(Dataset rows for apps and sites)

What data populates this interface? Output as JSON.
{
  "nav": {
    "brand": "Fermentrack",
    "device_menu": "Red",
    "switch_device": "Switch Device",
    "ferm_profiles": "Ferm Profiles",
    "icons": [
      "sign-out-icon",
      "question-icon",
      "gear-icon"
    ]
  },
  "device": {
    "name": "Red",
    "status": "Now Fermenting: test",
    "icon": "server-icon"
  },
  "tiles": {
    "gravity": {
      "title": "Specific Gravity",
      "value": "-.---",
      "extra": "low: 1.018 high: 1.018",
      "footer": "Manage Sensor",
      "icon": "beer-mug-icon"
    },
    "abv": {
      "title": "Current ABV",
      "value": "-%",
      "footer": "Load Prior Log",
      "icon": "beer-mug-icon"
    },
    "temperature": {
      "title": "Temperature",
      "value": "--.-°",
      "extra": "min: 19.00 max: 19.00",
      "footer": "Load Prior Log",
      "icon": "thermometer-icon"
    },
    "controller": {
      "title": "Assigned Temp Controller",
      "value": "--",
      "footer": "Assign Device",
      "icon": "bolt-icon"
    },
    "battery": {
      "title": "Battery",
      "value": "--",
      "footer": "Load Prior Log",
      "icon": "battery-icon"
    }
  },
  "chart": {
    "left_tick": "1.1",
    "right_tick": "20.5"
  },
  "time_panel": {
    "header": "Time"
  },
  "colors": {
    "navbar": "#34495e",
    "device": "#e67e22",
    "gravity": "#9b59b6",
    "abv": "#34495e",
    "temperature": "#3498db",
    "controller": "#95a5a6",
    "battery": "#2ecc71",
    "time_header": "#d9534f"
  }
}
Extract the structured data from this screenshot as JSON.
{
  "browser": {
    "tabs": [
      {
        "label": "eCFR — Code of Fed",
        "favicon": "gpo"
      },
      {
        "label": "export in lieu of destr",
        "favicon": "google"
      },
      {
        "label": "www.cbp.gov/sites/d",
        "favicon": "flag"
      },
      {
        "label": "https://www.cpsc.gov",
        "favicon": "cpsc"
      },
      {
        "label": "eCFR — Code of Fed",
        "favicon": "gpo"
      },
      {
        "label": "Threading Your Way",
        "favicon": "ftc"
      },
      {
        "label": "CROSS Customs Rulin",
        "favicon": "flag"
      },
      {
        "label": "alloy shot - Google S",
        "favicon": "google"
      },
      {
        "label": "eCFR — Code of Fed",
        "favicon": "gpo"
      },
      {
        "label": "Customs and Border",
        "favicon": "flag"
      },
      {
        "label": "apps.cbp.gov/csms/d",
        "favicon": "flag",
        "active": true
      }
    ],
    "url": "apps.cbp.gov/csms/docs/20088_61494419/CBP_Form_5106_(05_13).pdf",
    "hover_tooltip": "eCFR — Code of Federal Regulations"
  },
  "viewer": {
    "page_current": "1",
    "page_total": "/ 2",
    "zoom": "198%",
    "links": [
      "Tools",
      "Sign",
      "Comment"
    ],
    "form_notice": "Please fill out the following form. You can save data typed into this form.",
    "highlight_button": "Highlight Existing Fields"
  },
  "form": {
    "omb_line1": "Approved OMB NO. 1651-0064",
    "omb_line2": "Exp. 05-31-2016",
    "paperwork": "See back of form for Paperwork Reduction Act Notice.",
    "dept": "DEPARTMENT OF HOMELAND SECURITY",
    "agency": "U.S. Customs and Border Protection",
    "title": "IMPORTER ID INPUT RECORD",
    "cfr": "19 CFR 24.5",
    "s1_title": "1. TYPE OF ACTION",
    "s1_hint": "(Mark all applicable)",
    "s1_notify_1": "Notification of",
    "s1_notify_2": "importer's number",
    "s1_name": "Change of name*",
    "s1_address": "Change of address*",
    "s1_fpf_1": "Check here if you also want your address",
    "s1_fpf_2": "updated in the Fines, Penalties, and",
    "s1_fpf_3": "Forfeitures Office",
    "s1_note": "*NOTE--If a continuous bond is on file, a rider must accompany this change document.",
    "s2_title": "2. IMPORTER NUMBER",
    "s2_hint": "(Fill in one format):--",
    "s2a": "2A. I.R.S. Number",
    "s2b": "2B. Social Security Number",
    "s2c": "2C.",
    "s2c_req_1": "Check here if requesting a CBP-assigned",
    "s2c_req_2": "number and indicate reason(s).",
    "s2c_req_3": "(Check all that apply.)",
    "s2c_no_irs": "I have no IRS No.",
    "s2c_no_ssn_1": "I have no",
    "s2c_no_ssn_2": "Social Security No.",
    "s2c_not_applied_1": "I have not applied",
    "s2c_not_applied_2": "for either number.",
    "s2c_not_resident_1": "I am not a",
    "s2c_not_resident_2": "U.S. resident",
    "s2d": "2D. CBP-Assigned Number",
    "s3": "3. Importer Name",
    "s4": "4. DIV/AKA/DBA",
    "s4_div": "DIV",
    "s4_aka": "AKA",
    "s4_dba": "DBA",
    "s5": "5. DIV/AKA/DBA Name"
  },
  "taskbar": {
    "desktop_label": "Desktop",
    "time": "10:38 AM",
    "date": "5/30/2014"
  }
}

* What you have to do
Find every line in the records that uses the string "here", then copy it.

* Result of this exercise
    "s1_fpf_1": "Check here if you also want your address",
    "s2c_req_1": "Check here if requesting a CBP-assigned",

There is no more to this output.